Original tape date: March 1, 2011.
Moderator Bob Liff and a panel of observers debate the growing controversy surrounding non-partisan redistricting in New York State. Every 10 years, the Census is conducted and legislative districts are re-drawn to ensure that New Yorkers are equally represented and can exercise meaningful political choices. While “Gerrymandering” continues to be a major problem throughout the nation—at all levels of government—New York State’s lawmakers have earned special notoriety for redrawing legislative districts in order to ensure their own re-election and party control. The practice dominates in both houses of the State Legislature, where the Assembly has been controlled by the Democratic Party and the Senate has been controlled by the Republican Party. Critics contend that politicians are “choosing” their voters, rather than being chosen by them. Former Mayor Ed Koch and a group called NY Uprising have set their sights on Independent Redistricting reform in order to ensure fairness in representation.
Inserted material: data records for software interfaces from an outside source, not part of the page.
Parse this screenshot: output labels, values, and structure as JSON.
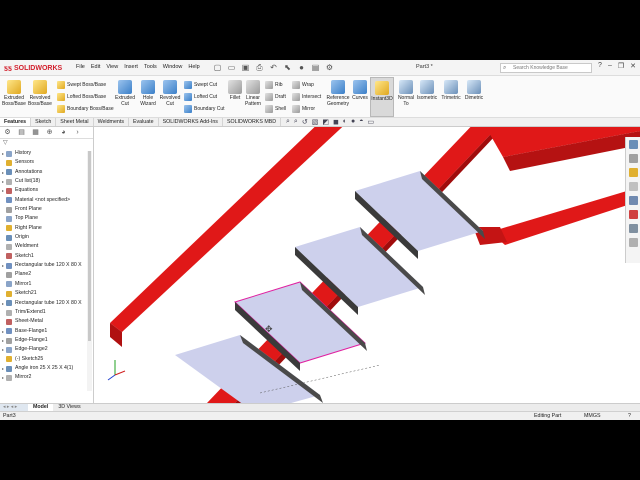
{
  "app": {
    "brand": "SOLIDWORKS",
    "doc_title": "Part3 *",
    "menu": [
      "File",
      "Edit",
      "View",
      "Insert",
      "Tools",
      "Window",
      "Help"
    ],
    "search_placeholder": "Search Knowledge Base"
  },
  "commands": {
    "extruded_boss": "Extruded Boss/Base",
    "revolved_boss": "Revolved Boss/Base",
    "swept_boss": "Swept Boss/Base",
    "lofted_boss": "Lofted Boss/Base",
    "boundary_boss": "Boundary Boss/Base",
    "extruded_cut": "Extruded Cut",
    "hole_wizard": "Hole Wizard",
    "revolved_cut": "Revolved Cut",
    "swept_cut": "Swept Cut",
    "lofted_cut": "Lofted Cut",
    "boundary_cut": "Boundary Cut",
    "fillet": "Fillet",
    "linear_pattern": "Linear Pattern",
    "rib": "Rib",
    "draft": "Draft",
    "shell": "Shell",
    "wrap": "Wrap",
    "intersect": "Intersect",
    "mirror": "Mirror",
    "reference_geometry": "Reference Geometry",
    "curves": "Curves",
    "instant3d": "Instant3D",
    "normal_to": "Normal To",
    "isometric": "Isometric",
    "trimetric": "Trimetric",
    "dimetric": "Dimetric"
  },
  "tabs": [
    "Features",
    "Sketch",
    "Sheet Metal",
    "Weldments",
    "Evaluate",
    "SOLIDWORKS Add-Ins",
    "SOLIDWORKS MBD"
  ],
  "tree": [
    {
      "label": "History",
      "expand": "▸"
    },
    {
      "label": "Sensors",
      "expand": ""
    },
    {
      "label": "Annotations",
      "expand": "▸"
    },
    {
      "label": "Cut list(18)",
      "expand": "▸"
    },
    {
      "label": "Equations",
      "expand": "▸"
    },
    {
      "label": "Material <not specified>",
      "expand": ""
    },
    {
      "label": "Front Plane",
      "expand": ""
    },
    {
      "label": "Top Plane",
      "expand": ""
    },
    {
      "label": "Right Plane",
      "expand": ""
    },
    {
      "label": "Origin",
      "expand": ""
    },
    {
      "label": "Weldment",
      "expand": ""
    },
    {
      "label": "Sketch1",
      "expand": ""
    },
    {
      "label": "Rectangular tube 120 X 80 X",
      "expand": "▸"
    },
    {
      "label": "Plane2",
      "expand": ""
    },
    {
      "label": "Mirror1",
      "expand": ""
    },
    {
      "label": "Sketch21",
      "expand": ""
    },
    {
      "label": "Rectangular tube 120 X 80 X",
      "expand": "▸"
    },
    {
      "label": "Trim/Extend1",
      "expand": ""
    },
    {
      "label": "Sheet-Metal",
      "expand": ""
    },
    {
      "label": "Base-Flange1",
      "expand": "▸"
    },
    {
      "label": "Edge-Flange1",
      "expand": "▸"
    },
    {
      "label": "Edge-Flange2",
      "expand": "▸"
    },
    {
      "label": "(-) Sketch25",
      "expand": ""
    },
    {
      "label": "Angle iron 25 X 25 X 4(1)",
      "expand": "▸"
    },
    {
      "label": "Mirror2",
      "expand": "▸"
    }
  ],
  "model_tabs": [
    "Model",
    "3D Views"
  ],
  "status": {
    "doc": "Part3",
    "mode": "Editing Part",
    "units": "MMGS"
  },
  "colors": {
    "frame": "#e01818",
    "frame_dark": "#9a0c0c",
    "step_top": "#cdd0ec",
    "step_side": "#4a4a4a",
    "brand_red": "#d21f2c"
  }
}
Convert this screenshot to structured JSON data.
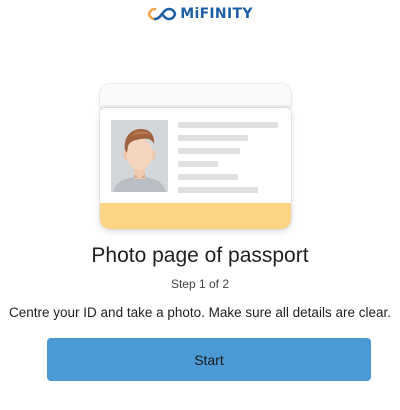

The March 1 panel weighs the reforms advocated by citizens and good government groups alike, debating the practicality and promise of non-partisan redistricting in the Empire State.
Michael Aronson New York Daily News
Angelo Falcón President & Co-Founder, National Institute for Latino Policy
Bob Liff Senior Vice President, George Arzt Communications
Ms. Esmeralda Simmons Director, Center Law & Justice, Medgar Evers College/CUNY
Hon. Edward Sullivan New York State Assembly (A.D. 69)